A broken wrist meant John McGuinness pulled out of the Supersport race. That didn't stop him from competing in the Senior TT though.
7 is Gary Johnson's race number. The Broughton lad rode his Triumph Daytona 675R to victory in the first Supersport TT race of 2014, winning from Bruce Anstey and Michael Dunlop. Undoubtedly it was the high point of his TT week, which didn't really end with quite as much pomp as he'd like. Yes, he'd romped home to victory in the Supersport TT, but crashed in the Superstock race and had to be airlifted to Nobles Hospital. Better luck next year, then Gar.
Gary Johnson took his Triumph Daytona 675 to victory in the first Supersport race
8 is the spot in which Dean Harrison finished the Superbike TT race this year. It wasn't the highlight of his TT week though. Dean's moment of glory was victory in the Lightweight TT ahead of James Hillier and James Cowton. Harrison piloted his RC Express Racing Kawasaki to the top step of the podium a full 14 seconds ahead of his nearest rival. And while his younger brother Adrian finished 14th in the same race, his dad Conrad's win in the first Sidecar TT of 2014, made them the first father-son duo to win TT races the same week.
Lightweight TT winner Dean Harrison made a mark at the 2014 IOMTT
9 is the number of wins Bruce Anstey has claimed at the Isle of Man. This year, though, Anstey didn't manage to take that tally any higher, finishing on the podium four times, but not claiming a single win. What he did do was pretty spectacular though - Anstey finished fourth in the Superbike TT and along the way to that fourth place finish, he set a historic new record at the Isle. 132.298mph (212.913kph). If that isn't terrifying we don't know what is.
Lap record shattered. All in a day's work for Bruce Anstey.
10 Is the number of fingers and toes that all of these men start out with in life. Exactly the same as us. And we still can't for the life of us figure out what it is that sets them apart from us. Maybe it's the process of losing fingers as most motorcycle racers do over the course of their careers. But they never stop in their quest for glory. They simply never stop. Case in point, Guy Martin. 2014 was Martin's eleventh year at the Isle and the eleventh time he was in pursuit of a TT win.
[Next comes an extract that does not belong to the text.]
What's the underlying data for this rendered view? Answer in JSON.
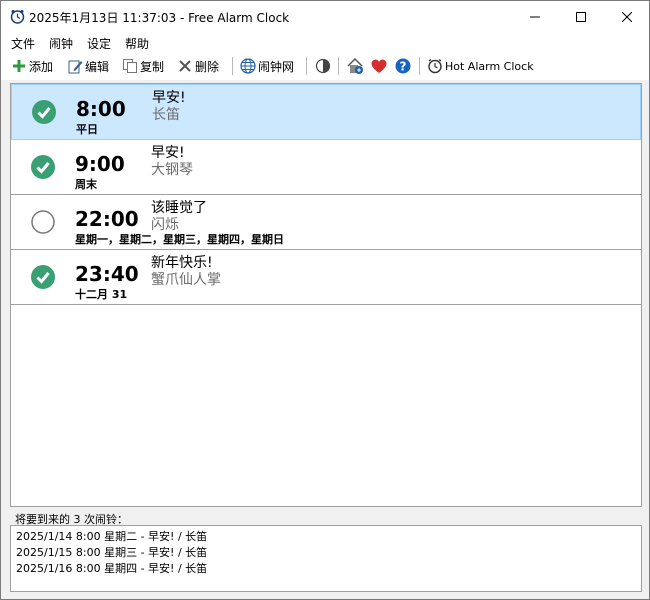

And the eleventh year that that first TT win eluded him. Like the men before him he will soldier on. Win the TT or die trying.
A decade competing in the TT and that win eludes him. Even so, what a Guy!